» WHAT IS BEING ASKED
Give the entries again exactly, without pictures.

---------- DATA FOR THIS TASK ----------

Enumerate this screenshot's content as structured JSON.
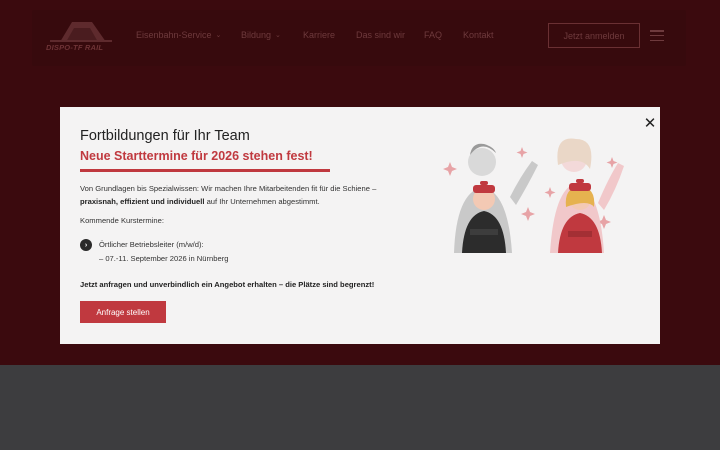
{
  "header": {
    "logo_text": "DISPO-TF RAIL",
    "nav": [
      {
        "label": "Eisenbahn-Service",
        "has_dropdown": true
      },
      {
        "label": "Bildung",
        "has_dropdown": true
      },
      {
        "label": "Karriere",
        "has_dropdown": false
      },
      {
        "label": "Das sind wir",
        "has_dropdown": false
      },
      {
        "label": "FAQ",
        "has_dropdown": false
      },
      {
        "label": "Kontakt",
        "has_dropdown": false
      }
    ],
    "login_label": "Jetzt anmelden",
    "menu_icon": "hamburger-icon"
  },
  "modal": {
    "title": "Fortbildungen für Ihr Team",
    "subtitle": "Neue Starttermine für 2026 stehen fest!",
    "intro_part1": "Von Grundlagen bis Spezialwissen: Wir machen Ihre Mitarbeitenden fit für die Schiene –",
    "intro_bold": "praxisnah, effizient und individuell",
    "intro_part2": " auf Ihr Unternehmen abgestimmt.",
    "courses_label": "Kommende Kurstermine:",
    "course_title": "Örtlicher Betriebsleiter (m/w/d):",
    "course_date": "– 07.-11. September 2026 in Nürnberg",
    "cta_text": "Jetzt anfragen und unverbindlich ein Angebot erhalten – die Plätze sind begrenzt!",
    "button_label": "Anfrage stellen",
    "close_icon": "close-icon"
  },
  "colors": {
    "accent": "#c0393f",
    "backdrop": "#3b0a0e",
    "modal_bg": "#f4f3f3"
  }
}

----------

» WRITTEN SOLUTION
Enumerate this screenshot's content as structured JSON.
{
  "header": {
    "logo_text": "DISPO-TF RAIL",
    "nav": [
      {
        "label": "Eisenbahn-Service",
        "has_dropdown": true
      },
      {
        "label": "Bildung",
        "has_dropdown": true
      },
      {
        "label": "Karriere",
        "has_dropdown": false
      },
      {
        "label": "Das sind wir",
        "has_dropdown": false
      },
      {
        "label": "FAQ",
        "has_dropdown": false
      },
      {
        "label": "Kontakt",
        "has_dropdown": false
      }
    ],
    "login_label": "Jetzt anmelden",
    "menu_icon": "hamburger-icon"
  },
  "modal": {
    "title": "Fortbildungen für Ihr Team",
    "subtitle": "Neue Starttermine für 2026 stehen fest!",
    "intro_part1": "Von Grundlagen bis Spezialwissen: Wir machen Ihre Mitarbeitenden fit für die Schiene –",
    "intro_bold": "praxisnah, effizient und individuell",
    "intro_part2": " auf Ihr Unternehmen abgestimmt.",
    "courses_label": "Kommende Kurstermine:",
    "course_title": "Örtlicher Betriebsleiter (m/w/d):",
    "course_date": "– 07.-11. September 2026 in Nürnberg",
    "cta_text": "Jetzt anfragen und unverbindlich ein Angebot erhalten – die Plätze sind begrenzt!",
    "button_label": "Anfrage stellen",
    "close_icon": "close-icon"
  },
  "colors": {
    "accent": "#c0393f",
    "backdrop": "#3b0a0e",
    "modal_bg": "#f4f3f3"
  }
}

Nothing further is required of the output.